In life it isn't what you've lost; it's what you've got left that counts.
– Hubert H. Humphrey
Erik H. Erickson discovered that, during life's various stages, each of us must deal with personality issues. If we deal with these issues properly, we will grow and develop a healthy personality.
As we prepare our aging plan, we need to be ready to address the personality crisis associated with older adulthood. Erickson calls this crisis integrity versus despair.
Integrity, according to Erickson, is "the acceptance of one's own life as something that had to be lived and could not be lived by another." It is an attitude that my life is a uniquely positive contribution to all humanity but especially to my family and people I touch throughout life. Integrity can be summed up in the phrase: "I did good."

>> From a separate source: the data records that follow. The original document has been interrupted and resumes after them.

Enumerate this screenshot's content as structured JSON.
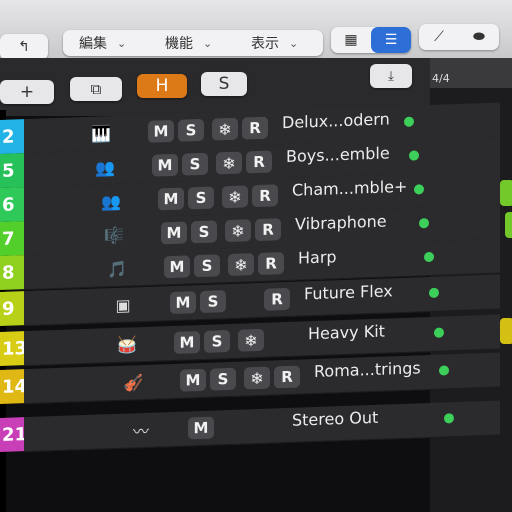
{
  "menubar": {
    "back_icon": "back-arrow-icon",
    "menus": [
      {
        "label": "編集"
      },
      {
        "label": "機能"
      },
      {
        "label": "表示"
      }
    ],
    "view_buttons": [
      "grid-view-icon",
      "list-view-icon"
    ],
    "tool_buttons": [
      "automation-curve-icon",
      "toggle-icon"
    ]
  },
  "header_toolbar": {
    "add_label": "+",
    "h_label": "H",
    "s_label": "S"
  },
  "ruler": {
    "time_sig": "4/4"
  },
  "tracks": [
    {
      "number": "2",
      "color": "#22b3e6",
      "name": "Delux...odern",
      "icon": "electric-piano-icon",
      "m": "M",
      "s": "S",
      "freeze": true,
      "r": "R",
      "dot": true
    },
    {
      "number": "5",
      "color": "#27c15a",
      "name": "Boys...emble",
      "icon": "choir-icon",
      "m": "M",
      "s": "S",
      "freeze": true,
      "r": "R",
      "dot": true
    },
    {
      "number": "6",
      "color": "#2fc95a",
      "name": "Cham...mble+",
      "icon": "choir-icon",
      "m": "M",
      "s": "S",
      "freeze": true,
      "r": "R",
      "dot": true
    },
    {
      "number": "7",
      "color": "#52cf2b",
      "name": "Vibraphone",
      "icon": "vibraphone-icon",
      "m": "M",
      "s": "S",
      "freeze": true,
      "r": "R",
      "dot": true
    },
    {
      "number": "8",
      "color": "#8fcf1e",
      "name": "Harp",
      "icon": "harp-icon",
      "m": "M",
      "s": "S",
      "freeze": true,
      "r": "R",
      "dot": true
    },
    {
      "number": "9",
      "color": "#b8d018",
      "name": "Future Flex",
      "icon": "drum-machine-icon",
      "m": "M",
      "s": "S",
      "freeze": false,
      "r": "R",
      "dot": true
    },
    {
      "number": "13",
      "color": "#d8cd14",
      "name": "Heavy Kit",
      "icon": "drum-kit-icon",
      "m": "M",
      "s": "S",
      "freeze": true,
      "r": "",
      "dot": true
    },
    {
      "number": "14",
      "color": "#e0b814",
      "name": "Roma...trings",
      "icon": "strings-icon",
      "m": "M",
      "s": "S",
      "freeze": true,
      "r": "R",
      "dot": true
    },
    {
      "number": "21",
      "color": "#c93fb8",
      "name": "Stereo Out",
      "icon": "waveform-icon",
      "m": "M",
      "s": "",
      "freeze": false,
      "r": "",
      "dot": true
    }
  ],
  "colors": {
    "accent_h": "#dd7a18",
    "active_view": "#2d6fd6",
    "status_dot": "#3cd05a"
  }
}
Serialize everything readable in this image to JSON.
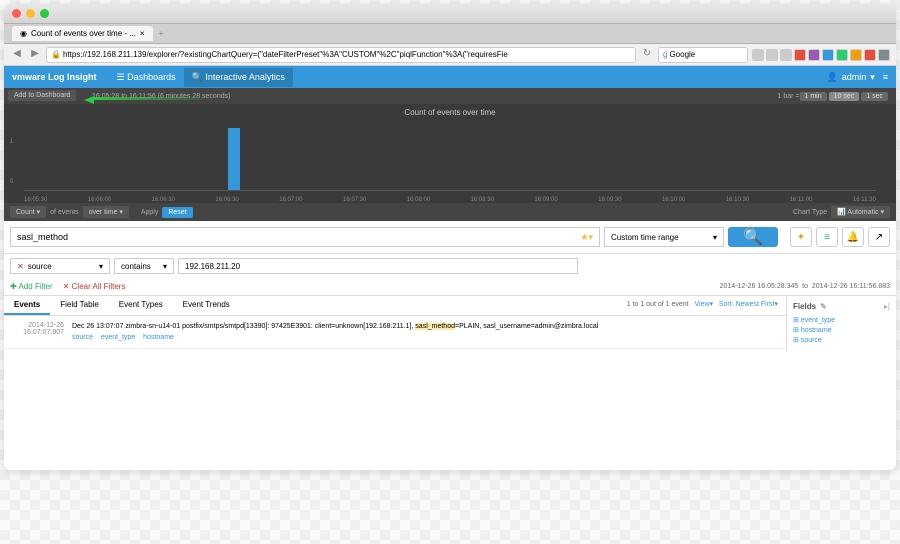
{
  "browser": {
    "tab_title": "Count of events over time - ...",
    "url": "https://192.168.211.139/explorer/?existingChartQuery=(\"dateFilterPreset\"%3A\"CUSTOM\"%2C\"piqlFunction\"%3A(\"requiresFie",
    "search_engine": "Google"
  },
  "header": {
    "brand": "vmware Log Insight",
    "dashboards": "Dashboards",
    "interactive": "Interactive Analytics",
    "user": "admin"
  },
  "chart": {
    "add_dashboard": "Add to Dashboard",
    "time_from": "16:05:28",
    "time_to": "16:11:56",
    "duration": "(6 minutes 28 seconds)",
    "bar_label": "1 bar =",
    "opt1": "1 min",
    "opt2": "10 sec",
    "opt3": "1 sec",
    "title": "Count of events over time",
    "chart_type_label": "Chart Type",
    "chart_type": "Automatic"
  },
  "chart_data": {
    "type": "bar",
    "title": "Count of events over time",
    "ylabel": "",
    "ylim": [
      0,
      1.5
    ],
    "categories": [
      "16:05:30",
      "16:06:00",
      "16:06:30",
      "16:06:30",
      "16:07:00",
      "16:07:30",
      "16:08:00",
      "16:08:30",
      "16:09:00",
      "16:09:30",
      "16:10:00",
      "16:10:30",
      "16:11:00",
      "16:11:30"
    ],
    "values": [
      0,
      0,
      0,
      0,
      1,
      0,
      0,
      0,
      0,
      0,
      0,
      0,
      0,
      0
    ]
  },
  "controls": {
    "count": "Count",
    "of_events": "of events",
    "over_time": "over time",
    "apply": "Apply",
    "reset": "Reset"
  },
  "query": {
    "text": "sasl_method",
    "time_range": "Custom time range"
  },
  "filters": {
    "field": "source",
    "op": "contains",
    "val": "192.168.211.20",
    "add": "Add Filter",
    "clear": "Clear All Filters",
    "time_from": "2014-12-26 16:05:28.345",
    "time_to": "2014-12-26 16:11:56.883"
  },
  "tabs": {
    "events": "Events",
    "field_table": "Field Table",
    "event_types": "Event Types",
    "event_trends": "Event Trends",
    "pager": "1 to 1 out of 1 event",
    "view": "View",
    "sort": "Sort: Newest First"
  },
  "event": {
    "ts1": "2014-12-26",
    "ts2": "16:07:07.807",
    "msg_pre": "Dec 26 13:07:07 zimbra-sn-u14-01 postfix/smtps/smtpd[13390]: 97425E3901: client=unknown[192.168.211.1], ",
    "msg_hl": "sasl_method",
    "msg_post": "=PLAIN, sasl_username=admin@zimbra.local",
    "tag1": "source",
    "tag2": "event_type",
    "tag3": "hostname"
  },
  "fields": {
    "title": "Fields",
    "f1": "event_type",
    "f2": "hostname",
    "f3": "source"
  }
}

Despair grows out of one's fear of death. It is the feeling of regret that life was too short to accomplish any good and what time we have left is too short to attempt a "do over" to correct perceived mistakes. Whereas integrity gives one a sense of wholeness, despair gives one a sense of fragmentation, a feeling one's life is in pieces.
As we age, some life experiences become the playing field where this age-related personality conflict surfaces. If we develop plans to handle these events, we have a better chance of developing integrity.
Three common but powerful experiences we need to prepare for are grief, regret and depression.
Grief is a natural experience and healing process we must go through when we suffer a loss. As we get older, we have an increasing number of losses over which we grieve. The obvious losses are the deaths of a spouse, loved ones and lifelong friends. But we also grieve the loss of our occupational role, co-worker relationships, physical health, leadership status in church or community, and personal dreams and goals.
It is very important to express grief, find a way to deal with it and get over it for one to continue to grow toward integrity. In our aging plan, we need to develop strategies and support networks to help us process our grief so it will not paralyze us emotionally.
Regret is futile focus on an unchangeable past. It is a fixation on things done or undone in the past, resulting in pain and remorse in the present. Regret, too, can paralyze our development so we need to develop strategies to let go of past decisions and focus on the future. To continue developing a heal_thy personality, we need to realize there is no way we can change the past, but we can shape our future and the future is to be our focus.
Depression is an attitude of doom, gloom and darkness with no apparent cause. We must understand this depression is NOT a natural part of aging. It is often the result of hormonal or chemical imbalance. To defeat depression, we need to learn the signs and treatments for depression in our aging plan. But most importantly, we need to make a commitment that if we go into a state of depression, we will seek counseling and medication to get to the causes of it and to a cure for it.
For two columns, we have focused on the "aging attitude" chapter of our aging plan because having the right attitude may or may not add years to our life, but will put joy into it.
Frank Fain is director of senior adult ministries and educational services at The Baptist Home.